Supplied material
================

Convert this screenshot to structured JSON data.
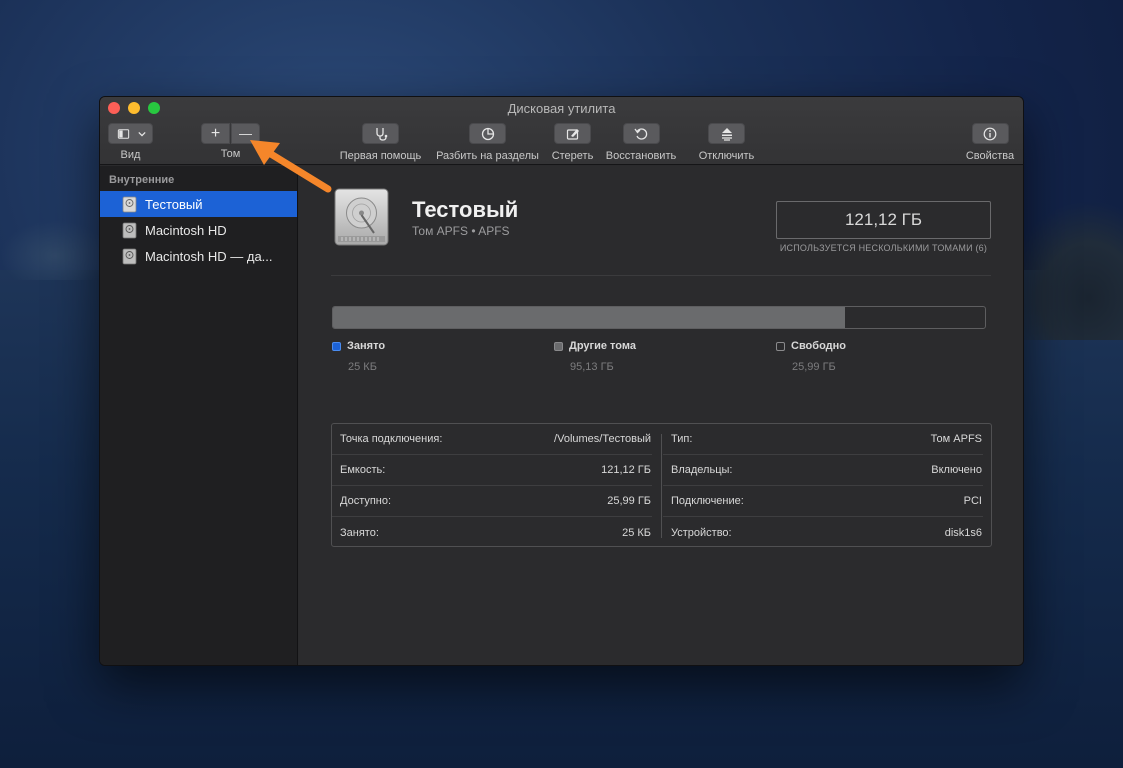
{
  "window": {
    "title": "Дисковая утилита"
  },
  "toolbar": {
    "view_label": "Вид",
    "volume_label": "Том",
    "add_symbol": "+",
    "remove_symbol": "—",
    "first_aid_label": "Первая помощь",
    "partition_label": "Разбить на разделы",
    "erase_label": "Стереть",
    "restore_label": "Восстановить",
    "unmount_label": "Отключить",
    "info_label": "Свойства"
  },
  "sidebar": {
    "section": "Внутренние",
    "items": [
      {
        "label": "Тестовый",
        "selected": true
      },
      {
        "label": "Macintosh HD",
        "selected": false
      },
      {
        "label": "Macintosh HD — да...",
        "selected": false
      }
    ]
  },
  "volume": {
    "name": "Тестовый",
    "subtitle": "Том APFS • APFS",
    "capacity": "121,12 ГБ",
    "shared_note": "ИСПОЛЬЗУЕТСЯ НЕСКОЛЬКИМИ ТОМАМИ (6)"
  },
  "usage": {
    "used_fraction": 0.0002,
    "other_fraction": 0.785,
    "legend": [
      {
        "label": "Занято",
        "value": "25 КБ",
        "color": "#1c62d6"
      },
      {
        "label": "Другие тома",
        "value": "95,13 ГБ",
        "color": "#6a6b6d"
      },
      {
        "label": "Свободно",
        "value": "25,99 ГБ",
        "color": "#2b2b2d"
      }
    ]
  },
  "details": {
    "left": [
      {
        "key": "Точка подключения:",
        "value": "/Volumes/Тестовый"
      },
      {
        "key": "Емкость:",
        "value": "121,12 ГБ"
      },
      {
        "key": "Доступно:",
        "value": "25,99 ГБ"
      },
      {
        "key": "Занято:",
        "value": "25 КБ"
      }
    ],
    "right": [
      {
        "key": "Тип:",
        "value": "Том APFS"
      },
      {
        "key": "Владельцы:",
        "value": "Включено"
      },
      {
        "key": "Подключение:",
        "value": "PCI"
      },
      {
        "key": "Устройство:",
        "value": "disk1s6"
      }
    ]
  },
  "colors": {
    "accent": "#1c62d6",
    "annotation_arrow": "#f5862a"
  }
}
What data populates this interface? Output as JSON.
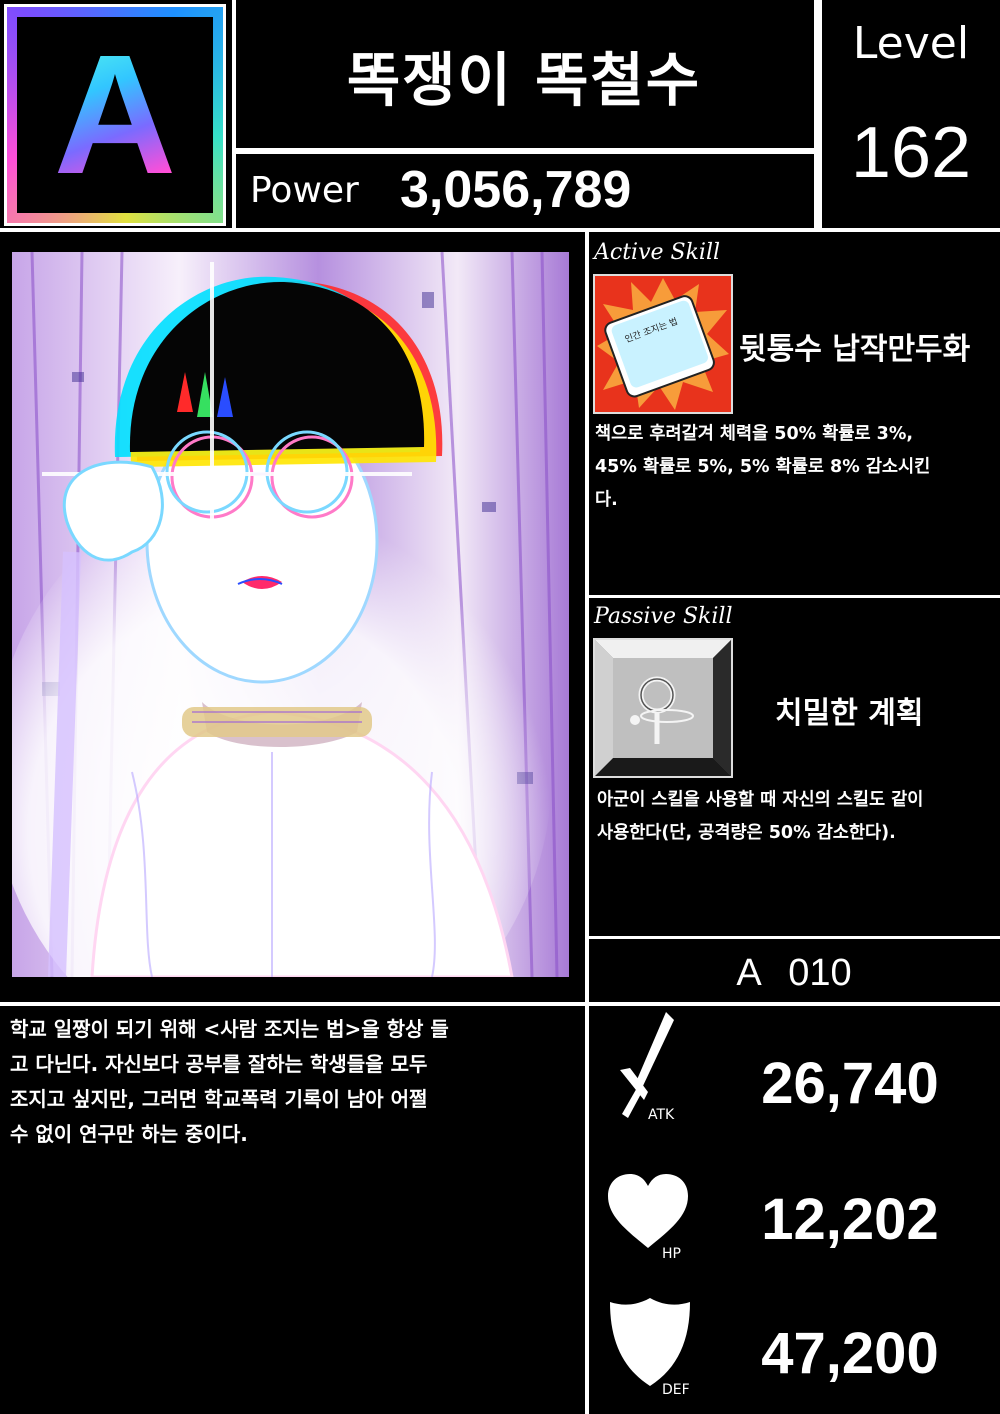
{
  "card": {
    "rank": "A",
    "name": "똑쟁이 똑철수",
    "power_label": "Power",
    "power": "3,056,789",
    "level_label": "Level",
    "level": "162",
    "card_id": "A 010"
  },
  "active_skill": {
    "title": "Active Skill",
    "icon": "book-icon",
    "book_text": "인간 조지는 법",
    "name": "뒷통수 납작만두화",
    "desc_lines": [
      "책으로 후려갈겨 체력을 50% 확률로 3%,",
      "45% 확률로 5%, 5% 확률로 8% 감소시킨",
      "다."
    ]
  },
  "passive_skill": {
    "title": "Passive Skill",
    "icon": "magnifier-icon",
    "name": "치밀한 계획",
    "desc_lines": [
      "아군이 스킬을 사용할 때 자신의 스킬도 같이",
      "사용한다(단, 공격량은 50% 감소한다)."
    ]
  },
  "bio_lines": [
    "학교 일짱이 되기 위해 <사람 조지는 법>을 항상 들",
    "고 다닌다. 자신보다 공부를 잘하는 학생들을 모두",
    "조지고 싶지만, 그러면 학교폭력 기록이 남아 어쩔",
    "수 없이 연구만 하는 중이다."
  ],
  "stats": {
    "atk": {
      "label": "ATK",
      "value": "26,740",
      "icon": "sword-icon"
    },
    "hp": {
      "label": "HP",
      "value": "12,202",
      "icon": "heart-icon"
    },
    "def": {
      "label": "DEF",
      "value": "47,200",
      "icon": "shield-icon"
    }
  },
  "colors": {
    "background": "#000000",
    "border": "#ffffff",
    "rank_gradient": [
      "#5fffe8",
      "#32c6ff",
      "#7a6bff",
      "#ff4fd8"
    ],
    "skill_burst": "#e8341c"
  }
}
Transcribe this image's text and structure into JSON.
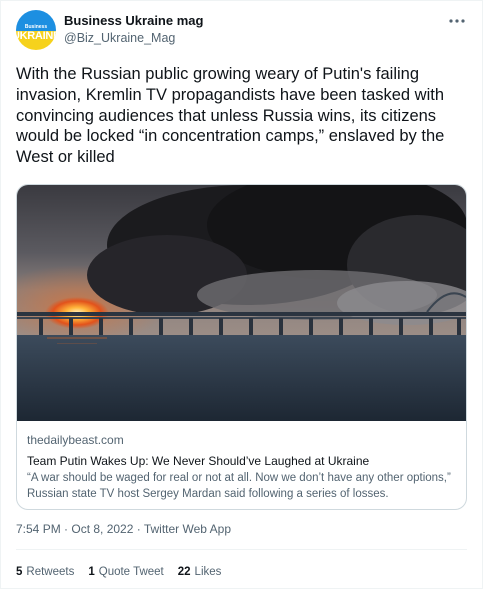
{
  "author": {
    "name": "Business Ukraine mag",
    "handle": "@Biz_Ukraine_Mag",
    "avatar_small": "Business",
    "avatar_big": "UKRAINE"
  },
  "more_icon": "more-horizontal-icon",
  "tweet": {
    "text": "With the Russian public growing weary of Putin's failing invasion, Kremlin TV propagandists have been tasked with convincing audiences that unless Russia wins, its citizens would be locked “in concentration camps,” enslaved by the West or killed"
  },
  "card": {
    "domain": "thedailybeast.com",
    "title": "Team Putin Wakes Up: We Never Should’ve Laughed at Ukraine",
    "description": "“A war should be waged for real or not at all. Now we don’t have any other options,” Russian state TV host Sergey Mardan said following a series of losses."
  },
  "timestamp": "7:54 PM · Oct 8, 2022 · Twitter Web App",
  "stats": {
    "retweets_count": "5",
    "retweets_label": "Retweets",
    "quotes_count": "1",
    "quotes_label": "Quote Tweet",
    "likes_count": "22",
    "likes_label": "Likes"
  },
  "colors": {
    "text": "#0f1419",
    "secondary": "#536471",
    "border": "#cfd9de",
    "avatar_blue": "#1d8fe1",
    "avatar_yellow": "#f6d21c"
  }
}
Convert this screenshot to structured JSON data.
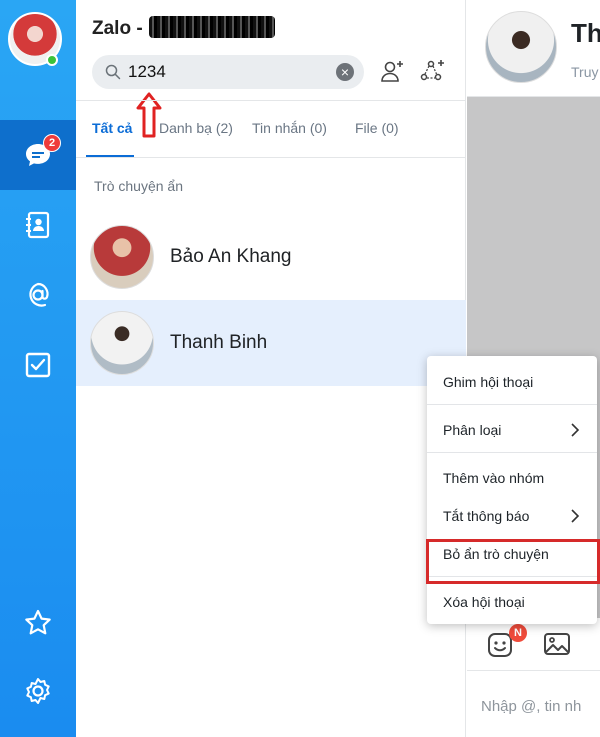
{
  "app": {
    "title": "Zalo -"
  },
  "search": {
    "value": "1234",
    "placeholder": ""
  },
  "tabs": [
    {
      "label": "Tất cả"
    },
    {
      "label": "Danh bạ (2)"
    },
    {
      "label": "Tin nhắn (0)"
    },
    {
      "label": "File (0)"
    }
  ],
  "section": {
    "title": "Trò chuyện ẩn"
  },
  "conversations": [
    {
      "name": "Bảo An Khang"
    },
    {
      "name": "Thanh Binh"
    }
  ],
  "rail": {
    "messages_badge": "2"
  },
  "chat": {
    "name_partial": "Th",
    "subtitle_partial": "Truy",
    "composer_placeholder": "Nhập @, tin nh",
    "sticker_badge": "N"
  },
  "context_menu": {
    "items": [
      {
        "label": "Ghim hội thoại"
      },
      {
        "label": "Phân loại"
      },
      {
        "label": "Thêm vào nhóm"
      },
      {
        "label": "Tắt thông báo"
      },
      {
        "label": "Bỏ ẩn trò chuyện"
      },
      {
        "label": "Xóa hội thoại"
      }
    ]
  },
  "colors": {
    "accent": "#0b6cd6",
    "rail": "#1a8cf0",
    "highlight": "#d62a2a"
  }
}
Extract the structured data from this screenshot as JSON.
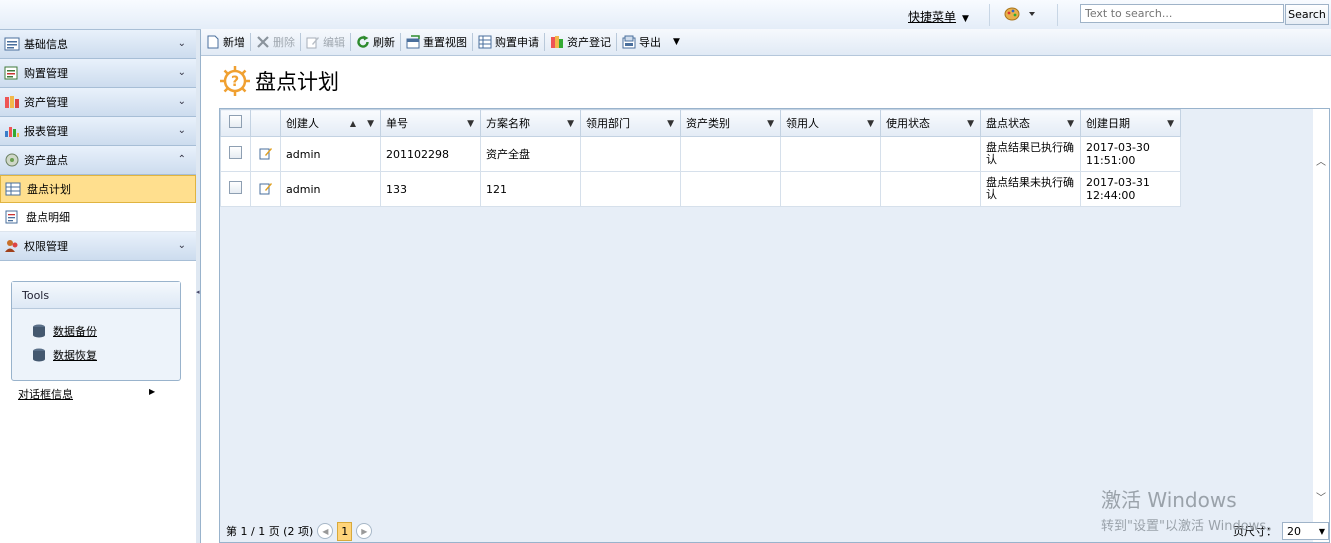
{
  "topbar": {
    "quick_menu": "快捷菜单",
    "search_placeholder": "Text to search...",
    "search_button": "Search"
  },
  "sidebar": {
    "sections": [
      {
        "label": "基础信息",
        "icon": "form-icon"
      },
      {
        "label": "购置管理",
        "icon": "cart-list-icon"
      },
      {
        "label": "资产管理",
        "icon": "asset-icon"
      },
      {
        "label": "报表管理",
        "icon": "bar-chart-icon"
      }
    ],
    "inventory": {
      "label": "资产盘点",
      "items": [
        {
          "label": "盘点计划",
          "active": true
        },
        {
          "label": "盘点明细",
          "active": false
        }
      ]
    },
    "permissions": {
      "label": "权限管理"
    },
    "tools": {
      "title": "Tools",
      "links": [
        {
          "label": "数据备份"
        },
        {
          "label": "数据恢复"
        }
      ]
    },
    "dialog_info": "对话框信息"
  },
  "toolbar": {
    "buttons": [
      {
        "label": "新增",
        "enabled": true
      },
      {
        "label": "删除",
        "enabled": false
      },
      {
        "label": "编辑",
        "enabled": false
      },
      {
        "label": "刷新",
        "enabled": true
      },
      {
        "label": "重置视图",
        "enabled": true
      },
      {
        "label": "购置申请",
        "enabled": true
      },
      {
        "label": "资产登记",
        "enabled": true
      },
      {
        "label": "导出",
        "enabled": true
      }
    ]
  },
  "page": {
    "title": "盘点计划"
  },
  "grid": {
    "columns": [
      "创建人",
      "单号",
      "方案名称",
      "领用部门",
      "资产类别",
      "领用人",
      "使用状态",
      "盘点状态",
      "创建日期"
    ],
    "rows": [
      {
        "creator": "admin",
        "number": "201102298",
        "plan": "资产全盘",
        "dept": "",
        "category": "",
        "user": "",
        "usage": "",
        "status": "盘点结果已执行确认",
        "date": "2017-03-30",
        "time": "11:51:00"
      },
      {
        "creator": "admin",
        "number": "133",
        "plan": "121",
        "dept": "",
        "category": "",
        "user": "",
        "usage": "",
        "status": "盘点结果未执行确认",
        "date": "2017-03-31",
        "time": "12:44:00"
      }
    ],
    "pager": {
      "info": "第 1 / 1 页 (2 项)",
      "current_page": "1",
      "page_size_label": "页尺寸：",
      "page_size": "20"
    }
  },
  "watermark": {
    "line1": "激活 Windows",
    "line2": "转到\"设置\"以激活 Windows。"
  }
}
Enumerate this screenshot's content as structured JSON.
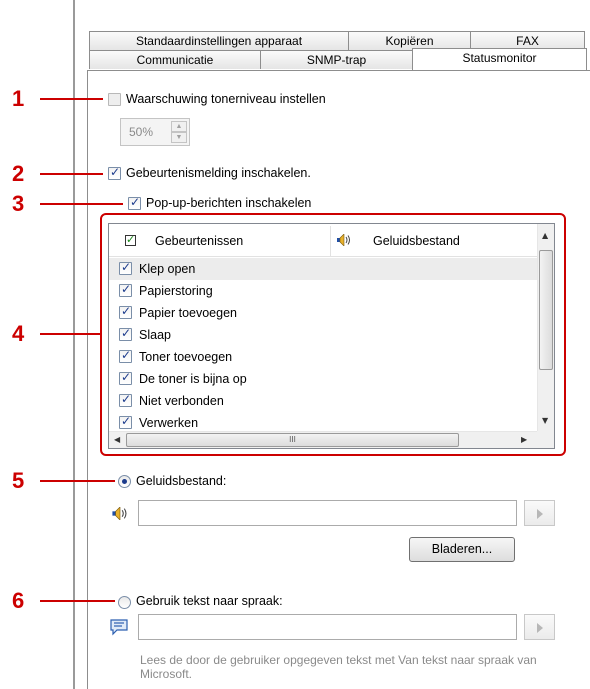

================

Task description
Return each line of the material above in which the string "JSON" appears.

Solved exercise
Convert this screenshot to structured JSON data.
What data populates this interface? Output as JSON.
Transcribe this image's text and structure into JSON.
Convert this screenshot to structured JSON data.
Extract the structured data from this screenshot as JSON.
Enumerate this screenshot's content as structured JSON.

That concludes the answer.